var expensesTotalByDay = d3.nest()
  .key(function(d) { return d.date; })
  .key(function(d) { return d.name; })
  .rollup(function(v) { return d3.sum(v, function(d) { return d.amount; }); })
  .map(expenses);
console.log(JSON.stringify(expensesTotalByDay));
=> {"11/12/2015":{"jim":34,"carl":120.11},
 "12/01/2015":{"jim":45},
 "01/04/2016":{"stacy":46.1},
 "01/05/2016":{"stacy":44.8}}
This code is using d3.js

Here the values are the same, but the mapping might be more convenient, depending on the questions you are trying to answer.

Derived Key Values

Remember, we are specifying our key value using a function. This gives us the power to group on derived or otherwise on-the-fly keys.

For example, if we wanted to find out totals for all expenses for each year, we would just do some basic string manipulation on the date string:

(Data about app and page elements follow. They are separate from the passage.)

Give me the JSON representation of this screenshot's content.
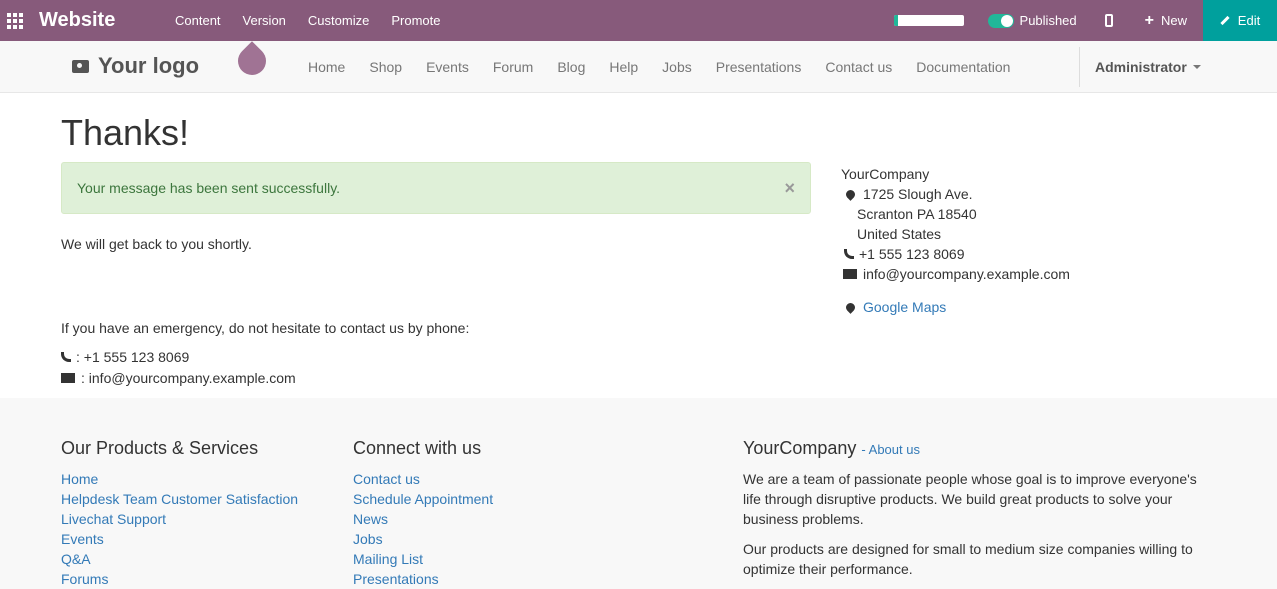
{
  "topbar": {
    "brand": "Website",
    "menu": [
      "Content",
      "Version",
      "Customize",
      "Promote"
    ],
    "progress": 0.07,
    "published_label": "Published",
    "new_label": "New",
    "edit_label": "Edit"
  },
  "navbar": {
    "logo_text": "Your logo",
    "links": [
      "Home",
      "Shop",
      "Events",
      "Forum",
      "Blog",
      "Help",
      "Jobs",
      "Presentations",
      "Contact us",
      "Documentation"
    ],
    "user": "Administrator"
  },
  "main": {
    "title": "Thanks!",
    "alert": "Your message has been sent successfully.",
    "alert_close": "×",
    "p1": "We will get back to you shortly.",
    "p2": "If you have an emergency, do not hesitate to contact us by phone:",
    "phone_line": ": +1 555 123 8069",
    "email_line": ": info@yourcompany.example.com"
  },
  "company": {
    "name": "YourCompany",
    "street": "1725 Slough Ave.",
    "city": "Scranton PA 18540",
    "country": "United States",
    "phone": "+1 555 123 8069",
    "email": "info@yourcompany.example.com",
    "maps": "Google Maps"
  },
  "footer": {
    "products_title": "Our Products & Services",
    "products": [
      "Home",
      "Helpdesk Team Customer Satisfaction",
      "Livechat Support",
      "Events",
      "Q&A",
      "Forums"
    ],
    "connect_title": "Connect with us",
    "connect": [
      "Contact us",
      "Schedule Appointment",
      "News",
      "Jobs",
      "Mailing List",
      "Presentations"
    ],
    "about_title": "YourCompany",
    "about_link": "- About us",
    "about_p1": "We are a team of passionate people whose goal is to improve everyone's life through disruptive products. We build great products to solve your business problems.",
    "about_p2": "Our products are designed for small to medium size companies willing to optimize their performance."
  },
  "colors": {
    "brand": "#875a7b",
    "edit": "#00a09d",
    "link": "#337ab7",
    "success_bg": "#dff0d8"
  }
}
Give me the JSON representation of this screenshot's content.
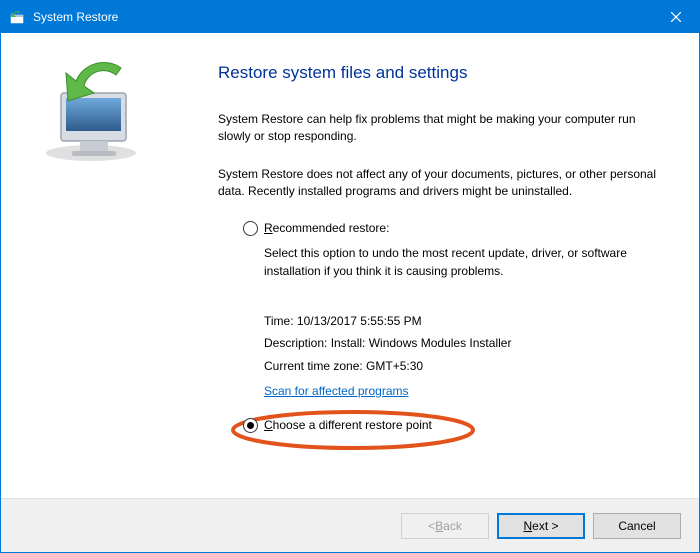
{
  "titlebar": {
    "title": "System Restore"
  },
  "content": {
    "heading": "Restore system files and settings",
    "para1": "System Restore can help fix problems that might be making your computer run slowly or stop responding.",
    "para2": "System Restore does not affect any of your documents, pictures, or other personal data. Recently installed programs and drivers might be uninstalled.",
    "recommended": {
      "label_pre": "R",
      "label_rest": "ecommended restore:",
      "desc": "Select this option to undo the most recent update, driver, or software installation if you think it is causing problems.",
      "time_label": "Time: ",
      "time_value": "10/13/2017 5:55:55 PM",
      "desc_label": "Description: ",
      "desc_value": "Install: Windows Modules Installer",
      "tz_label": "Current time zone: ",
      "tz_value": "GMT+5:30",
      "scan_link": "Scan for affected programs"
    },
    "choose": {
      "label_pre": "C",
      "label_rest": "hoose a different restore point"
    }
  },
  "footer": {
    "back_pre": "< ",
    "back_u": "B",
    "back_rest": "ack",
    "next_u": "N",
    "next_rest": "ext >",
    "cancel": "Cancel"
  }
}
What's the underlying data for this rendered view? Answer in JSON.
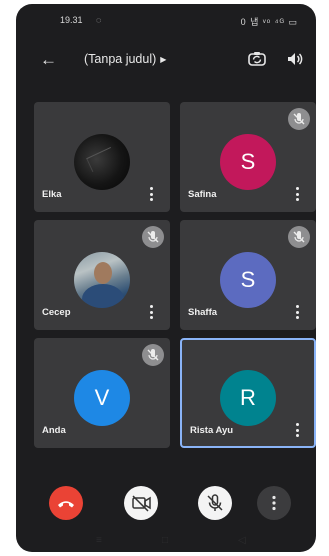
{
  "status_bar": {
    "time": "19.31",
    "indicators": "0 냅 ᵛᵒ ⁴ᴳ ▭"
  },
  "app_bar": {
    "title": "(Tanpa judul)"
  },
  "participants": [
    {
      "name": "Elka",
      "avatar_type": "photo",
      "muted": false
    },
    {
      "name": "Safina",
      "avatar_type": "letter",
      "initial": "S",
      "color": "#c2185b",
      "muted": true
    },
    {
      "name": "Cecep",
      "avatar_type": "photo",
      "muted": true
    },
    {
      "name": "Shaffa",
      "avatar_type": "letter",
      "initial": "S",
      "color": "#5c6bc0",
      "muted": true
    },
    {
      "name": "Anda",
      "avatar_type": "letter",
      "initial": "V",
      "color": "#1e88e5",
      "muted": true
    },
    {
      "name": "Rista Ayu",
      "avatar_type": "letter",
      "initial": "R",
      "color": "#00838f",
      "muted": false,
      "active_speaker": true
    }
  ],
  "controls": [
    "end-call",
    "camera-off",
    "mic-off",
    "more-options"
  ],
  "colors": {
    "background": "#1d1d1f",
    "tile": "#3a3a3c",
    "active_border": "#8ab4f8",
    "end_call": "#ea4335"
  }
}
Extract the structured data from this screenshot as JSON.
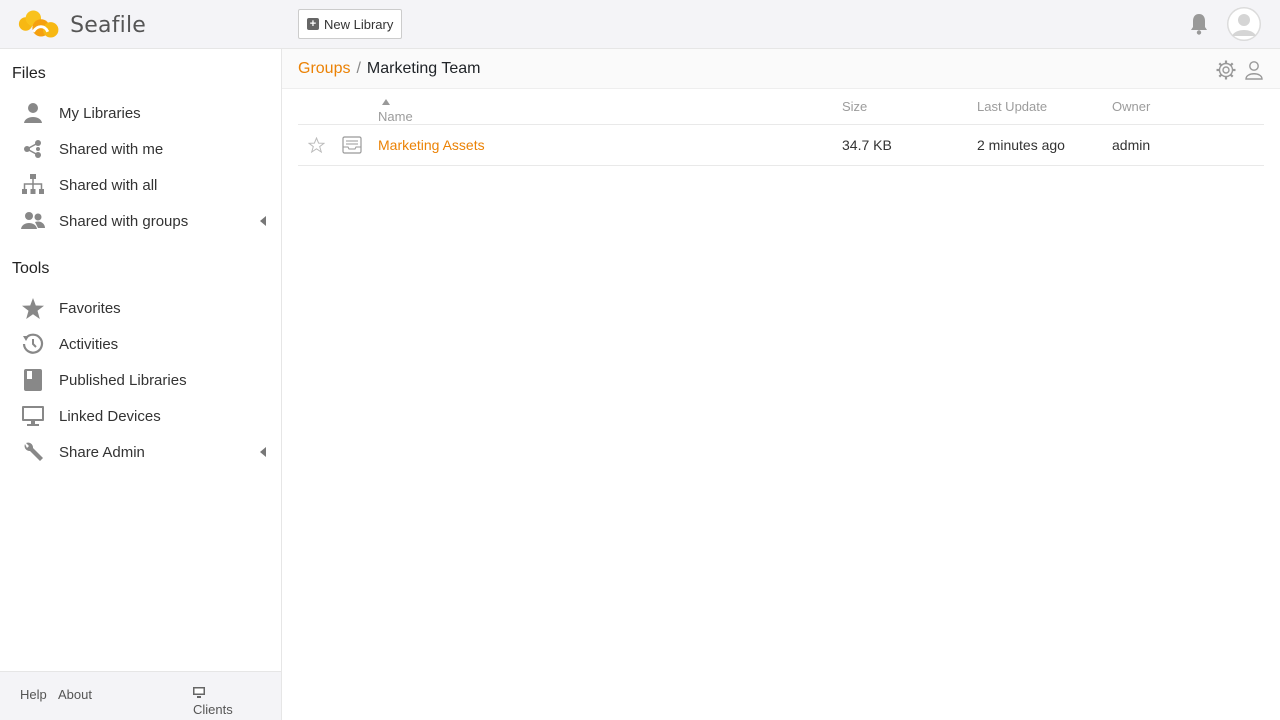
{
  "brand": {
    "name_prefix": "Sea",
    "name_suffix": "file"
  },
  "header": {
    "new_library_label": "New Library"
  },
  "sidebar": {
    "files_title": "Files",
    "files_items": [
      {
        "label": "My Libraries",
        "icon": "user-icon"
      },
      {
        "label": "Shared with me",
        "icon": "share-icon"
      },
      {
        "label": "Shared with all",
        "icon": "org-chart-icon"
      },
      {
        "label": "Shared with groups",
        "icon": "group-icon"
      }
    ],
    "tools_title": "Tools",
    "tools_items": [
      {
        "label": "Favorites",
        "icon": "star-icon"
      },
      {
        "label": "Activities",
        "icon": "history-icon"
      },
      {
        "label": "Published Libraries",
        "icon": "book-icon"
      },
      {
        "label": "Linked Devices",
        "icon": "monitor-icon"
      },
      {
        "label": "Share Admin",
        "icon": "wrench-icon"
      }
    ],
    "footer": {
      "help": "Help",
      "about": "About",
      "clients": "Clients"
    }
  },
  "breadcrumb": {
    "parent": "Groups",
    "separator": "/",
    "current": "Marketing Team"
  },
  "table": {
    "columns": {
      "name": "Name",
      "size": "Size",
      "last_update": "Last Update",
      "owner": "Owner"
    },
    "rows": [
      {
        "name": "Marketing Assets",
        "size": "34.7 KB",
        "last_update": "2 minutes ago",
        "owner": "admin"
      }
    ]
  },
  "colors": {
    "accent": "#eb8205",
    "icon_gray": "#888888"
  }
}
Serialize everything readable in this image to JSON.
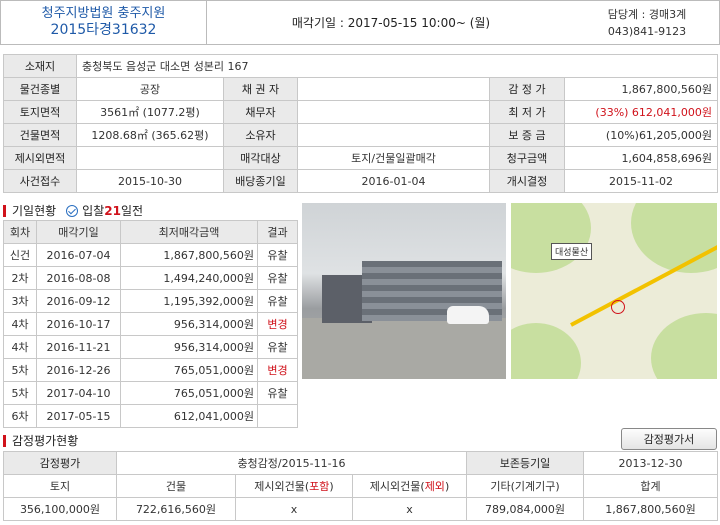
{
  "header": {
    "court": "청주지방법원 충주지원",
    "case_no": "2015타경31632",
    "sale_date": "매각기일 : 2017-05-15  10:00~ (월)",
    "division": "담당계 : 경매3계",
    "phone": "043)841-9123"
  },
  "info": {
    "location_label": "소재지",
    "location": "충청북도 음성군 대소면 성본리 167",
    "rows": [
      [
        "물건종별",
        "공장",
        "채 권 자",
        "",
        "감 정 가",
        "1,867,800,560원"
      ],
      [
        "토지면적",
        "3561㎡ (1077.2평)",
        "채무자",
        "",
        "최 저 가",
        "(33%) 612,041,000원"
      ],
      [
        "건물면적",
        "1208.68㎡ (365.62평)",
        "소유자",
        "",
        "보 증 금",
        "(10%)61,205,000원"
      ],
      [
        "제시외면적",
        "",
        "매각대상",
        "토지/건물일괄매각",
        "청구금액",
        "1,604,858,696원"
      ],
      [
        "사건접수",
        "2015-10-30",
        "배당종기일",
        "2016-01-04",
        "개시결정",
        "2015-11-02"
      ]
    ]
  },
  "history": {
    "title": "기일현황",
    "summary_prefix": "입찰",
    "summary_days": "21",
    "summary_suffix": "일전",
    "headers": [
      "회차",
      "매각기일",
      "최저매각금액",
      "결과"
    ],
    "rows": [
      [
        "신건",
        "2016-07-04",
        "1,867,800,560원",
        "유찰"
      ],
      [
        "2차",
        "2016-08-08",
        "1,494,240,000원",
        "유찰"
      ],
      [
        "3차",
        "2016-09-12",
        "1,195,392,000원",
        "유찰"
      ],
      [
        "4차",
        "2016-10-17",
        "956,314,000원",
        "변경"
      ],
      [
        "4차",
        "2016-11-21",
        "956,314,000원",
        "유찰"
      ],
      [
        "5차",
        "2016-12-26",
        "765,051,000원",
        "변경"
      ],
      [
        "5차",
        "2017-04-10",
        "765,051,000원",
        "유찰"
      ],
      [
        "6차",
        "2017-05-15",
        "612,041,000원",
        ""
      ]
    ]
  },
  "map": {
    "label": "대성물산"
  },
  "appraisal": {
    "title": "감정평가현황",
    "button": "감정평가서",
    "org_label": "감정평가",
    "org_value": "충청감정/2015-11-16",
    "date_label": "보존등기일",
    "date_value": "2013-12-30",
    "headers": [
      "토지",
      "건물",
      "제시외건물(",
      "포함",
      ")",
      "제시외건물(",
      "제외",
      ")",
      "기타(기계기구)",
      "합계"
    ],
    "values": [
      "356,100,000원",
      "722,616,560원",
      "x",
      "x",
      "789,084,000원",
      "1,867,800,560원"
    ]
  },
  "colors": {
    "accent": "#d0121b",
    "title_blue": "#1f5aa8"
  }
}
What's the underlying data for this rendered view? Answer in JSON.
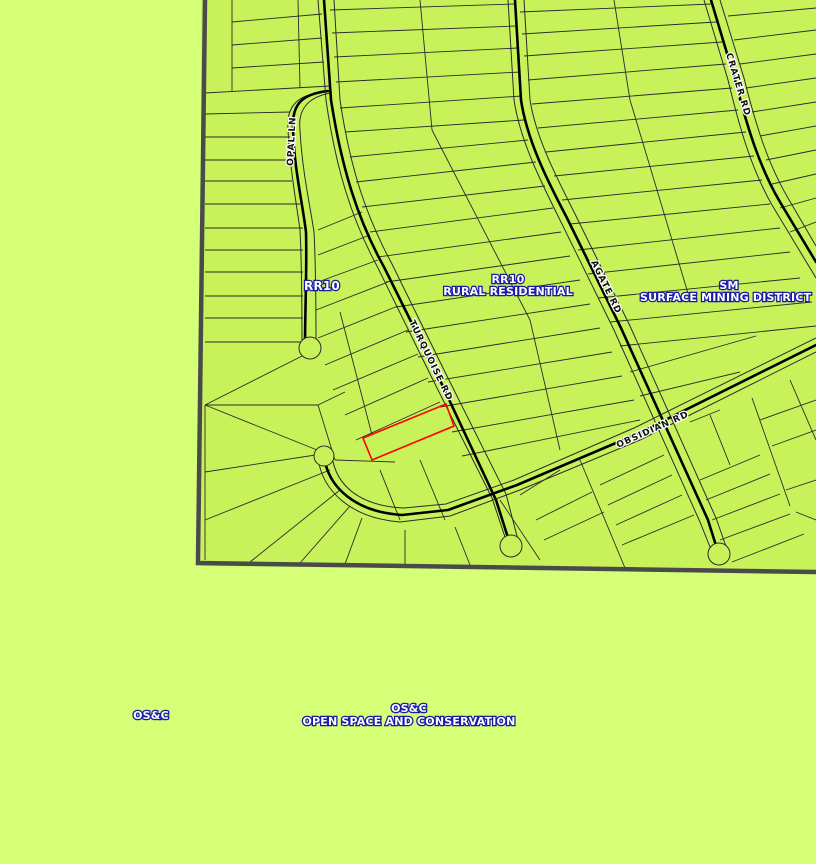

var expensesByYear = d3.nest()
  .key(function(d) { return d.date.split("/")[2]; })
  .rollup(function(v) { return d3.sum(v, function(d) { return d.amount; }); })
  .map(expenses);
console.log(JSON.stringify(expensesByYear));
=> {"2015":199.11,"2016":90.9}
This code is using d3.js

All this flexibility provides for a powerful toolkit for exploring your data.

Next Task

Working with Strings

See Also